Recorded data

+---+

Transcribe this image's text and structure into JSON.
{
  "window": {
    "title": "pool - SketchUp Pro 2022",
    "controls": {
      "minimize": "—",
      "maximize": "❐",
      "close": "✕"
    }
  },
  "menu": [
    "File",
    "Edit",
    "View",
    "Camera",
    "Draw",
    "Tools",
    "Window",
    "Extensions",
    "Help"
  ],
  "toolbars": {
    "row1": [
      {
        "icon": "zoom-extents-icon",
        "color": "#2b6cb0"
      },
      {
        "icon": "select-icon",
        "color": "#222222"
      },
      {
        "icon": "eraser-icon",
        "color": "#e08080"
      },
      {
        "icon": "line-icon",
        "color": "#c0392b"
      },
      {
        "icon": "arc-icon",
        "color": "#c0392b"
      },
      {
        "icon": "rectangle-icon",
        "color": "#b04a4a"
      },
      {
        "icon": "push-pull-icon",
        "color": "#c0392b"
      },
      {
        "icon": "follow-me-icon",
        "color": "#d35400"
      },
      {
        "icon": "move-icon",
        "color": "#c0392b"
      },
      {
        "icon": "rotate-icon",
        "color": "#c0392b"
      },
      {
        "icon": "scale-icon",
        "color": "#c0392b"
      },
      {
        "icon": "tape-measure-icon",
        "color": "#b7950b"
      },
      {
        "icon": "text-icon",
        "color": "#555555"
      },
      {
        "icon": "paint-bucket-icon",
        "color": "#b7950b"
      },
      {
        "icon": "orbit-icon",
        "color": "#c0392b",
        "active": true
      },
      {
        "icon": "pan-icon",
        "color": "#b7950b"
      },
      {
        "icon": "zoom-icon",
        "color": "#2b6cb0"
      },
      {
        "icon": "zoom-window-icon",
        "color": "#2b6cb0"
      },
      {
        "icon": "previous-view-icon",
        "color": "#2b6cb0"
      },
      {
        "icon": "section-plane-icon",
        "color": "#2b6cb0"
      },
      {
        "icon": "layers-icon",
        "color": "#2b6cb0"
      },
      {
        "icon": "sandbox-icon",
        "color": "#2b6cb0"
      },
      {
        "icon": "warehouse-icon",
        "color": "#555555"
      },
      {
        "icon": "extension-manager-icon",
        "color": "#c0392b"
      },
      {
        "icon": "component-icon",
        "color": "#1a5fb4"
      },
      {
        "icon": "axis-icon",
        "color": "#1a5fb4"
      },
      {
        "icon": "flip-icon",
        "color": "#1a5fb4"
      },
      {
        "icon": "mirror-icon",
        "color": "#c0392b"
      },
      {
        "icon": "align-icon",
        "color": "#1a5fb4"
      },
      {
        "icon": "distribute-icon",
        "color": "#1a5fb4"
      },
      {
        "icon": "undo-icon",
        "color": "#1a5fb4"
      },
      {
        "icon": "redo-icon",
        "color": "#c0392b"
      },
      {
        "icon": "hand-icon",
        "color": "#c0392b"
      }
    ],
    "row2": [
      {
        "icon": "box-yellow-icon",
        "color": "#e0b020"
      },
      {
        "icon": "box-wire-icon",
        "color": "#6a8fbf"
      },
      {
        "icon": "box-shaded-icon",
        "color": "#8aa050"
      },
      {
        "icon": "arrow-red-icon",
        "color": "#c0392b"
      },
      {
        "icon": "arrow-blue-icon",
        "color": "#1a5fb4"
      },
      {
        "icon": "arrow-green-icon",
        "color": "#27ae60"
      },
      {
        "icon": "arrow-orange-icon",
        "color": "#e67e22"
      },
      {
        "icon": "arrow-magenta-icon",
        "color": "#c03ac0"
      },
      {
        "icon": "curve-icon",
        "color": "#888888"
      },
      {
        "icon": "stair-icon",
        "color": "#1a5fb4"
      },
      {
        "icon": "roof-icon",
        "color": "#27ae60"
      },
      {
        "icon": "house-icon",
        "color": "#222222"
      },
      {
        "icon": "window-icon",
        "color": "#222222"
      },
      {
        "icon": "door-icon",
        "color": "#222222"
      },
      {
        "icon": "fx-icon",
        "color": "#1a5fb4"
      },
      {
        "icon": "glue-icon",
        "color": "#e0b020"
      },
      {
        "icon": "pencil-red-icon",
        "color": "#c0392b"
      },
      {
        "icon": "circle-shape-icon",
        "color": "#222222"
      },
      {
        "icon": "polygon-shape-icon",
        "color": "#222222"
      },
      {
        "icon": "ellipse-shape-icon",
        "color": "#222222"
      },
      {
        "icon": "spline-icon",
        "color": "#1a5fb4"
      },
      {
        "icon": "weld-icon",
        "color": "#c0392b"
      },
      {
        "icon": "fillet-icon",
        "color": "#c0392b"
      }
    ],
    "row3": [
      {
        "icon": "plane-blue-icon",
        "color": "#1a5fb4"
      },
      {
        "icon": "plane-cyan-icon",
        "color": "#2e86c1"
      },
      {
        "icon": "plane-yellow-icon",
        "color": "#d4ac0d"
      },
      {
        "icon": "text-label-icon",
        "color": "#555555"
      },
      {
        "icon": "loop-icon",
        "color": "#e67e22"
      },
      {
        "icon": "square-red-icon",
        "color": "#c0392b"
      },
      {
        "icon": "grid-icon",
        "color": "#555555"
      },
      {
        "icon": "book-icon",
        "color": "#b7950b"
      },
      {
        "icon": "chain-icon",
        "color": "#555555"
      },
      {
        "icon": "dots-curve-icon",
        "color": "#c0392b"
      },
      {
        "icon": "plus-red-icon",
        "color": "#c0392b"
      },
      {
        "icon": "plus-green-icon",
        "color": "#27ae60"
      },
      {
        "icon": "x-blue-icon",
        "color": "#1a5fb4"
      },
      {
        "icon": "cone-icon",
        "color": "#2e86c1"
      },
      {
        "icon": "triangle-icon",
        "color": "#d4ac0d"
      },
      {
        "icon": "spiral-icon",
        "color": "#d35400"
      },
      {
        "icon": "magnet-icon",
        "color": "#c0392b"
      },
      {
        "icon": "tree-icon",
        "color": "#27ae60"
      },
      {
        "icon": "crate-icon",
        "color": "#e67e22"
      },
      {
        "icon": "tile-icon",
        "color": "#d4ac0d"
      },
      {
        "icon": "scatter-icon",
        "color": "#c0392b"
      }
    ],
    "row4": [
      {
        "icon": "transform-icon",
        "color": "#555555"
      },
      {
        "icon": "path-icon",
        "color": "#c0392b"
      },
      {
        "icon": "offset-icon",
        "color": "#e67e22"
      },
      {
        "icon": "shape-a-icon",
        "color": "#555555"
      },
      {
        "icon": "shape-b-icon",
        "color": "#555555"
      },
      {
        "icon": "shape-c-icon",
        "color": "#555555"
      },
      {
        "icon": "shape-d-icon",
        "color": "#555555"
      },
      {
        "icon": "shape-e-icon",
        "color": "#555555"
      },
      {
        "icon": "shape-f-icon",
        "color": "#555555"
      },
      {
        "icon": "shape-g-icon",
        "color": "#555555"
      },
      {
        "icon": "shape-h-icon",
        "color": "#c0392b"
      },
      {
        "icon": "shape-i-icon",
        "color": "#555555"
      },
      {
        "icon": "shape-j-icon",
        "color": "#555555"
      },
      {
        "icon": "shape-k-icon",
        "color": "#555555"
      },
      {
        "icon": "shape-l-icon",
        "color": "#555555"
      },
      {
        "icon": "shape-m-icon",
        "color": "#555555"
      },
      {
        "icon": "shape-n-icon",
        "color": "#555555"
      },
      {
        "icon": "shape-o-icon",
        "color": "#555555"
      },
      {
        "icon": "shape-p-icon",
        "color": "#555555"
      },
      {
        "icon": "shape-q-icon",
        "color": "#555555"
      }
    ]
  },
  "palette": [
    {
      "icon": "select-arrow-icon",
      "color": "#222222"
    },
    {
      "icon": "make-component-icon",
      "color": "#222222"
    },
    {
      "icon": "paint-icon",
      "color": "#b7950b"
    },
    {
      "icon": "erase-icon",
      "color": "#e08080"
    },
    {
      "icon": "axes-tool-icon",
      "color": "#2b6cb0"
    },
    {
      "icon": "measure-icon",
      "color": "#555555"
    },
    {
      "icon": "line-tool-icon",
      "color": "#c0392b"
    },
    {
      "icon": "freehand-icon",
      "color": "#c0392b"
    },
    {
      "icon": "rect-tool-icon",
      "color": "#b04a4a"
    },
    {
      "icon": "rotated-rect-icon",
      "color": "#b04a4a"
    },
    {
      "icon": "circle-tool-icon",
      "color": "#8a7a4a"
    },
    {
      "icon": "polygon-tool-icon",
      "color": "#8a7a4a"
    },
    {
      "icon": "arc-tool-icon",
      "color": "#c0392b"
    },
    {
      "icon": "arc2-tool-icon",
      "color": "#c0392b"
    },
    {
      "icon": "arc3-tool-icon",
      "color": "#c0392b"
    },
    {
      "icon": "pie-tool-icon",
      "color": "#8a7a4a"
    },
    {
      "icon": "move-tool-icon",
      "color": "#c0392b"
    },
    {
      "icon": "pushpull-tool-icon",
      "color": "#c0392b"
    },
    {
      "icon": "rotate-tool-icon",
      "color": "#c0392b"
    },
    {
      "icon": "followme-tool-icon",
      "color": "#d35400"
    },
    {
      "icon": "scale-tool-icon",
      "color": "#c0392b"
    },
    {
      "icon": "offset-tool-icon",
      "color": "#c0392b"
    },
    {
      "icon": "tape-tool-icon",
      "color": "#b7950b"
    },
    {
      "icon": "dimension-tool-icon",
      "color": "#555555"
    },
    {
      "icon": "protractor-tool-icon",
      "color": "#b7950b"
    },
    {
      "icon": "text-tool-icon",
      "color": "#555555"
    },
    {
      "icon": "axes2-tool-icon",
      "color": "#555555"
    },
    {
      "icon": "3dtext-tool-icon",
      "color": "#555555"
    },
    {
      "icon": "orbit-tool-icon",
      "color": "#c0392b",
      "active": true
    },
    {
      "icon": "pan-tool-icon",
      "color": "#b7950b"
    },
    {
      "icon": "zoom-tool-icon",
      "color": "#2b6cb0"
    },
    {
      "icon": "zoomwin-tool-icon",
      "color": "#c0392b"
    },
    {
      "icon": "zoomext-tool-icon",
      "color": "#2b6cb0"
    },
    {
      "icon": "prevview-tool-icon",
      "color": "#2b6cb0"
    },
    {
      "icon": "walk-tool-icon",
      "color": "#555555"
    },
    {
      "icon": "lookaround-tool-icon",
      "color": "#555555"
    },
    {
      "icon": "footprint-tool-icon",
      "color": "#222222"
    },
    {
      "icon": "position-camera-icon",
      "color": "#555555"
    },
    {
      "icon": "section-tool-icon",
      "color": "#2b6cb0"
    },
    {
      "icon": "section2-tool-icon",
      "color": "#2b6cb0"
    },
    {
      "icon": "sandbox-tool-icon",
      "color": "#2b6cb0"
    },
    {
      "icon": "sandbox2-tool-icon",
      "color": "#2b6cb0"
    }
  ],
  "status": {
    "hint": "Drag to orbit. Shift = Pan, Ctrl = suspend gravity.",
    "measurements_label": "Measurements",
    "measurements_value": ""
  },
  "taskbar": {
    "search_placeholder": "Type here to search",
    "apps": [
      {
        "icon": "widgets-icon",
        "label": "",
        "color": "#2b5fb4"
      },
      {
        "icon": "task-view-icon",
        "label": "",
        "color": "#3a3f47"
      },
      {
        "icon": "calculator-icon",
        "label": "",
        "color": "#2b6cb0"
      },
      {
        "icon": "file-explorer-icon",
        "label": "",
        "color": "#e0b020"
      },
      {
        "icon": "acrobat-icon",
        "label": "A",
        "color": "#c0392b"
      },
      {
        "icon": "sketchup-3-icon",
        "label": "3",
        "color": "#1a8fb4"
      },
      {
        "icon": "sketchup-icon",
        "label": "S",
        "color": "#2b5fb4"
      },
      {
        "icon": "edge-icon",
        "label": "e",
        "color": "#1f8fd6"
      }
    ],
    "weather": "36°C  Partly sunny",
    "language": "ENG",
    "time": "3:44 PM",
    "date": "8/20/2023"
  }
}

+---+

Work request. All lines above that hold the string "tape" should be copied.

Task answer.
        "icon": "tape-measure-icon",
      "icon": "tape-tool-icon",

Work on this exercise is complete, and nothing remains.